The Brothers Bloom is also Johnson’s lowest-rated movie critically, according to its Rotten Tomatoes percentage. None of his movies have received a negative Tomatometer score, however. His other four were marked as Certified Fresh on the website, with Knives Out having the best score at 97%. The mystery-comedy also has the best audience score on Rotten Tomatoes and the best IMDb rating of all his movies (two of his Breaking Bad episodes and his sole Terriers episode rate higher). He’s a masterful writer and director and audiences especially love Knives Out. A lot of people are going to be happy to see a sequel if it’s as entertaining.

This is great timing for Craig, too, since he’s finishing out his starring role in the James Bond franchise this year with No Time to Die. And considering his exceptional but rarely seen comedic chops, a Benoit series is the best place to go next. Meanwhile, the reputation Johnson has with actors should have stars lining up to be part of his next ensemble. Maybe he can fit in his buddy Joseph Gordon-Levitt this time. How about one of his Star Wars players, like Adam Driver or Benicio del Toro? He could definitely give some justice of sorts for Rose by casting Kelly Marie Tran. I’d also love to see him work again with Lupita Nyong’o, star of 2019’s biggest original, Us. And what about The Brothers Bloom star Rachel Weisz, who is also Craig’s wife?

While Knives Out was shut out in its three categories at the Golden Globes last night, the movie will have a chance at more attention next Sunday with its three Critics’ Choice Awards nominations as well as potential guild wins in the future. Hopefully, Johnson will at least receive a screenwriting Oscar nod, which would be his first, when the Academy makes its announcement in a week. Regardless of further awards recognition, though, Knives Out should continue to have legs at the box office and then perform well on video (maybe on Hulu if it can sneak into Lionsgate’s 2020-2021 deal there?) in order to keep building up favor and anticipation for Knives Out 2. Maybe it can then be fast-tracked for a Thanksgiving 2021 release.

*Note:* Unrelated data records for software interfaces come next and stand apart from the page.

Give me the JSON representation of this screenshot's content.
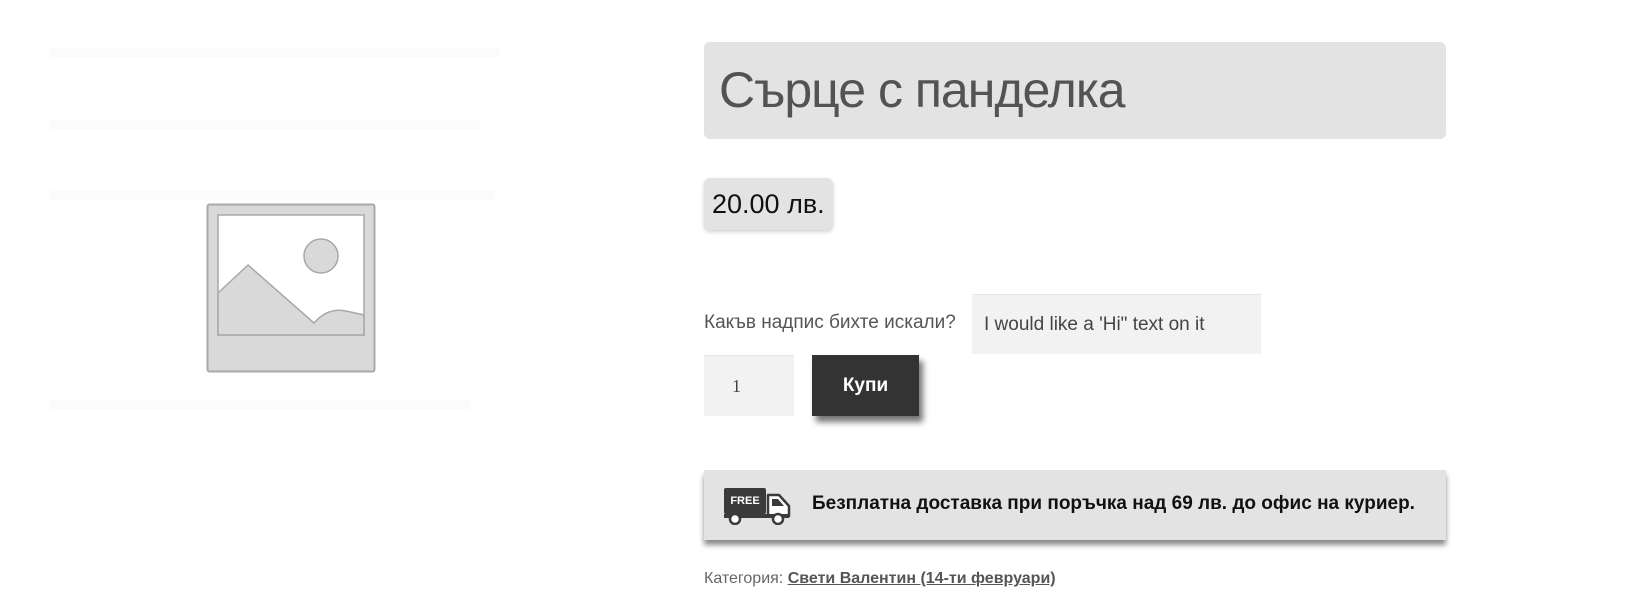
{
  "product": {
    "title": "Сърце с панделка",
    "price": "20.00 лв.",
    "image_icon": "image-placeholder-icon"
  },
  "addon": {
    "label": "Какъв надпис бихте искали?",
    "value": "I would like a 'Hi\" text on it"
  },
  "cart": {
    "quantity": "1",
    "buy_label": "Купи"
  },
  "shipping": {
    "icon": "free-delivery-truck-icon",
    "badge": "FREE",
    "text": "Безплатна доставка при поръчка над 69 лв. до офис на куриер."
  },
  "meta": {
    "category_label": "Категория:",
    "category_link": "Свети Валентин (14-ти февруари)"
  },
  "colors": {
    "panel": "#e3e3e3",
    "button": "#333333",
    "input": "#f2f2f2"
  }
}
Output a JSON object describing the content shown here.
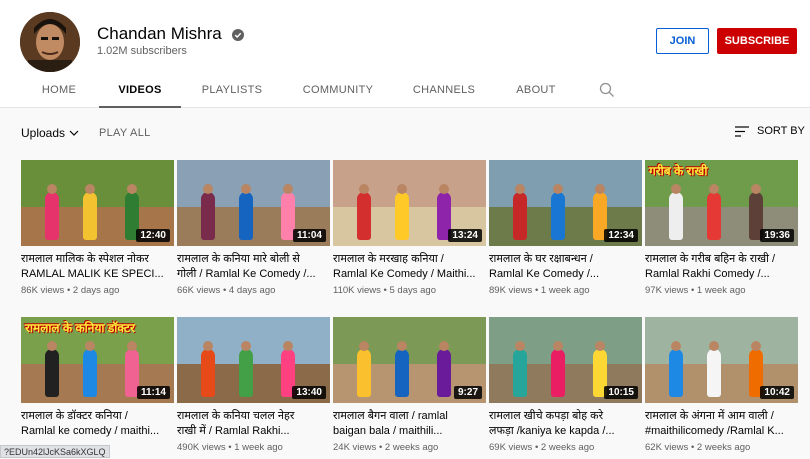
{
  "channel": {
    "name": "Chandan Mishra",
    "subscribers": "1.02M subscribers",
    "join_label": "JOIN",
    "subscribe_label": "SUBSCRIBE"
  },
  "tabs": [
    {
      "label": "HOME"
    },
    {
      "label": "VIDEOS"
    },
    {
      "label": "PLAYLISTS"
    },
    {
      "label": "COMMUNITY"
    },
    {
      "label": "CHANNELS"
    },
    {
      "label": "ABOUT"
    }
  ],
  "toolbar": {
    "uploads_label": "Uploads",
    "play_all_label": "PLAY ALL",
    "sort_label": "SORT BY"
  },
  "videos": [
    {
      "line1": "रामलाल मालिक के स्पेशल नोकर",
      "line2": "RAMLAL MALIK KE SPECI...",
      "views": "86K views",
      "age": "2 days ago",
      "duration": "12:40",
      "overlay": ""
    },
    {
      "line1": "रामलाल के कनिया मारे बोली से",
      "line2": "गोली / Ramlal Ke Comedy /...",
      "views": "66K views",
      "age": "4 days ago",
      "duration": "11:04",
      "overlay": ""
    },
    {
      "line1": "रामलाल के मरखाह कनिया /",
      "line2": "Ramlal Ke Comedy / Maithi...",
      "views": "110K views",
      "age": "5 days ago",
      "duration": "13:24",
      "overlay": ""
    },
    {
      "line1": "रामलाल के घर रक्षाबन्धन /",
      "line2": "Ramlal Ke Comedy /...",
      "views": "89K views",
      "age": "1 week ago",
      "duration": "12:34",
      "overlay": ""
    },
    {
      "line1": "रामलाल के गरीब बहिन के राखी /",
      "line2": "Ramlal Rakhi Comedy /...",
      "views": "97K views",
      "age": "1 week ago",
      "duration": "19:36",
      "overlay": "गरीब के राखी"
    },
    {
      "line1": "रामलाल के डॉक्टर कनिया /",
      "line2": "Ramlal ke comedy / maithi...",
      "views": "",
      "age": "ago",
      "duration": "11:14",
      "overlay": "रामलाल के कनिया डॉक्टर"
    },
    {
      "line1": "रामलाल के कनिया चलल नेहर",
      "line2": "राखी में / Ramlal Rakhi...",
      "views": "490K views",
      "age": "1 week ago",
      "duration": "13:40",
      "overlay": ""
    },
    {
      "line1": "रामलाल बैगन वाला / ramlal",
      "line2": "baigan bala / maithili...",
      "views": "24K views",
      "age": "2 weeks ago",
      "duration": "9:27",
      "overlay": ""
    },
    {
      "line1": "रामलाल खीचे कपड़ा बोह करे",
      "line2": "लफड़ा /kaniya ke kapda /...",
      "views": "69K views",
      "age": "2 weeks ago",
      "duration": "10:15",
      "overlay": ""
    },
    {
      "line1": "रामलाल के अंगना में आम वाली /",
      "line2": "#maithilicomedy /Ramlal K...",
      "views": "62K views",
      "age": "2 weeks ago",
      "duration": "10:42",
      "overlay": ""
    }
  ],
  "status_url": "?EDUn42lJcKSa6kXGLQ"
}
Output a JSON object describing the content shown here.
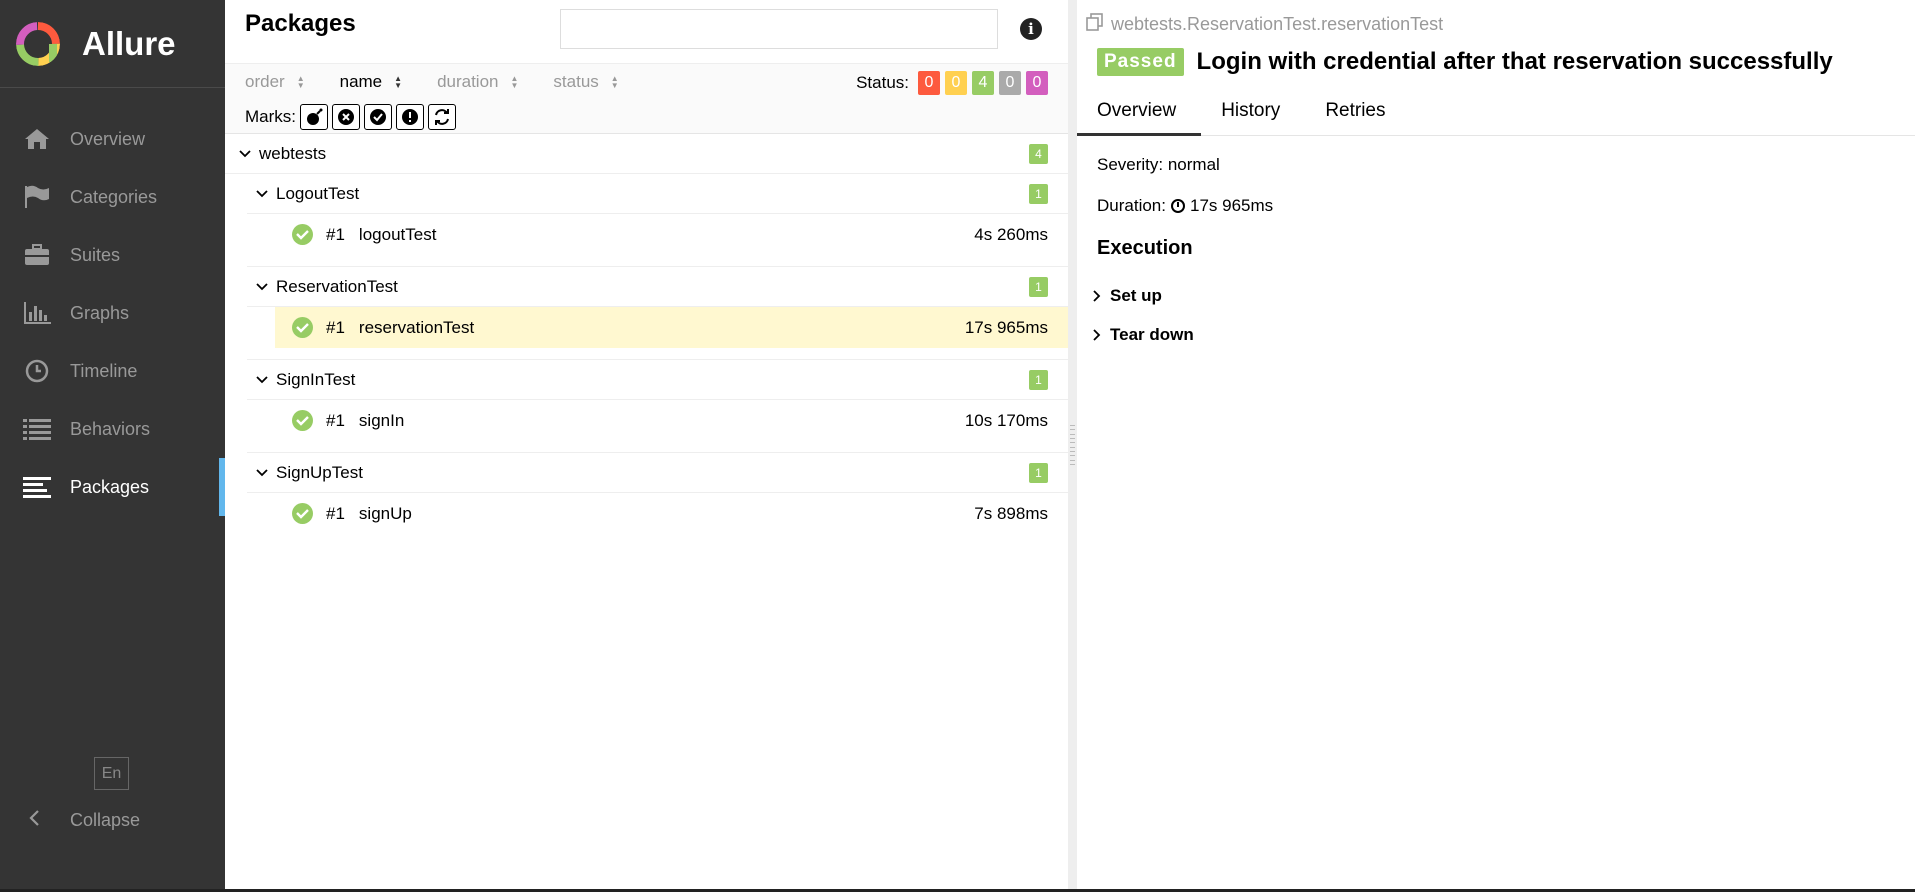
{
  "brand": {
    "name": "Allure"
  },
  "sidebar": {
    "items": [
      {
        "label": "Overview",
        "icon": "home-icon"
      },
      {
        "label": "Categories",
        "icon": "flag-icon"
      },
      {
        "label": "Suites",
        "icon": "briefcase-icon"
      },
      {
        "label": "Graphs",
        "icon": "bar-chart-icon"
      },
      {
        "label": "Timeline",
        "icon": "clock-icon"
      },
      {
        "label": "Behaviors",
        "icon": "list-icon"
      },
      {
        "label": "Packages",
        "icon": "align-left-icon"
      }
    ],
    "active": "Packages",
    "language": "En",
    "collapse_label": "Collapse"
  },
  "packages": {
    "title": "Packages",
    "search_value": "",
    "sort": {
      "order": "order",
      "name": "name",
      "duration": "duration",
      "status": "status"
    },
    "status_label": "Status:",
    "status_counts": [
      {
        "value": "0",
        "color": "#fd5a3e"
      },
      {
        "value": "0",
        "color": "#ffd050"
      },
      {
        "value": "4",
        "color": "#97cc64"
      },
      {
        "value": "0",
        "color": "#aaaaaa"
      },
      {
        "value": "0",
        "color": "#d35ebe"
      }
    ],
    "marks_label": "Marks:",
    "root": {
      "name": "webtests",
      "count": "4"
    },
    "groups": [
      {
        "name": "LogoutTest",
        "count": "1",
        "test": {
          "num": "#1",
          "name": "logoutTest",
          "duration": "4s 260ms"
        }
      },
      {
        "name": "ReservationTest",
        "count": "1",
        "test": {
          "num": "#1",
          "name": "reservationTest",
          "duration": "17s 965ms"
        }
      },
      {
        "name": "SignInTest",
        "count": "1",
        "test": {
          "num": "#1",
          "name": "signIn",
          "duration": "10s 170ms"
        }
      },
      {
        "name": "SignUpTest",
        "count": "1",
        "test": {
          "num": "#1",
          "name": "signUp",
          "duration": "7s 898ms"
        }
      }
    ]
  },
  "detail": {
    "path": "webtests.ReservationTest.reservationTest",
    "status": "Passed",
    "title": "Login with credential after that reservation successfully",
    "tabs": [
      "Overview",
      "History",
      "Retries"
    ],
    "severity": "Severity: normal",
    "duration_label": "Duration:",
    "duration_value": "17s 965ms",
    "execution_title": "Execution",
    "steps": [
      "Set up",
      "Tear down"
    ]
  },
  "colors": {
    "sidebar_bg": "#343434",
    "accent": "#62b7ec",
    "passed": "#97cc64",
    "selected_row": "#fff8d0"
  }
}
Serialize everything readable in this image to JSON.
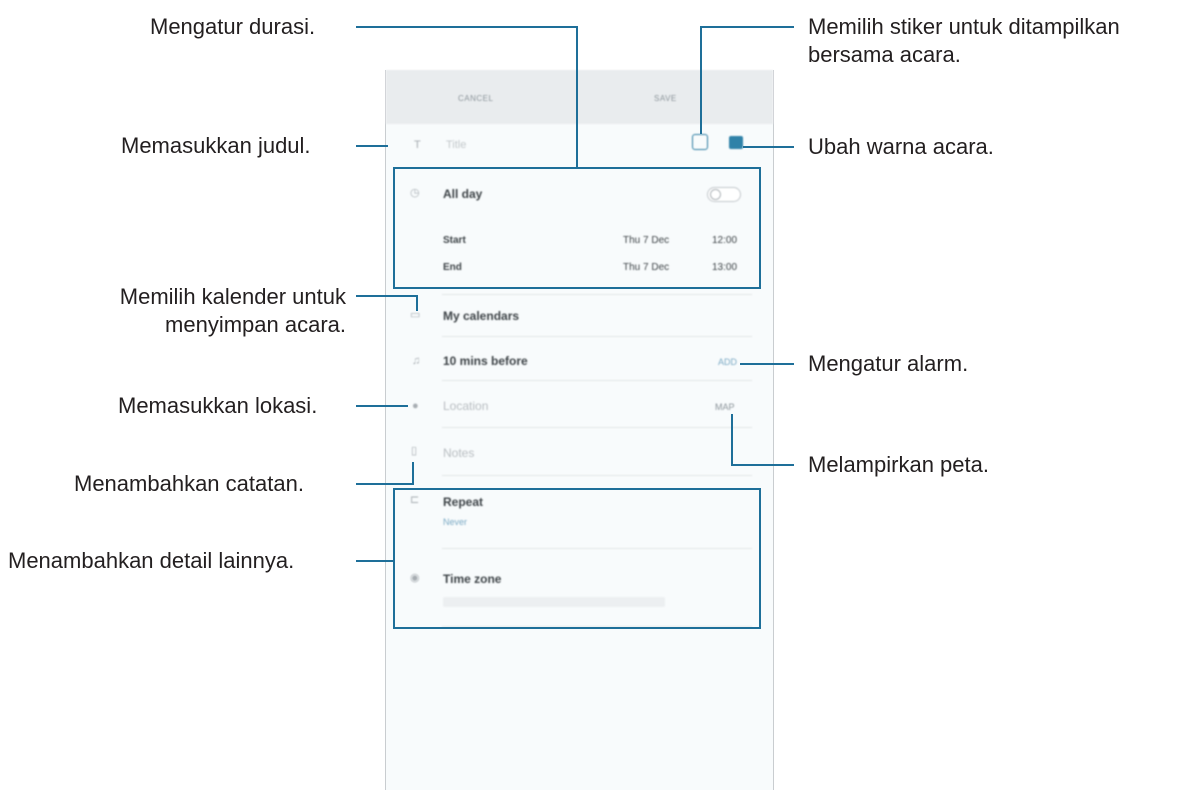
{
  "screen": {
    "cancel": "CANCEL",
    "save": "SAVE",
    "title_placeholder": "Title",
    "all_day": "All day",
    "start_label": "Start",
    "start_date": "Thu 7 Dec",
    "start_time": "12:00",
    "end_label": "End",
    "end_date": "Thu 7 Dec",
    "end_time": "13:00",
    "calendar": "My calendars",
    "reminder": "10 mins before",
    "reminder_add": "ADD",
    "location_placeholder": "Location",
    "map_button": "MAP",
    "notes_placeholder": "Notes",
    "repeat": "Repeat",
    "repeat_value": "Never",
    "time_zone": "Time zone",
    "accent_color": "#2f82a8"
  },
  "callouts": {
    "duration": "Mengatur durasi.",
    "title": "Memasukkan judul.",
    "calendar_line1": "Memilih kalender untuk",
    "calendar_line2": "menyimpan acara.",
    "location": "Memasukkan lokasi.",
    "notes": "Menambahkan catatan.",
    "details": "Menambahkan detail lainnya.",
    "sticker_line1": "Memilih stiker untuk ditampilkan",
    "sticker_line2": "bersama acara.",
    "color": "Ubah warna acara.",
    "alarm": "Mengatur alarm.",
    "map": "Melampirkan peta."
  }
}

Christopher began writing film criticism and covering film festivals for a zine called 'Read,' back when a zine could actually get you Sundance press credentials.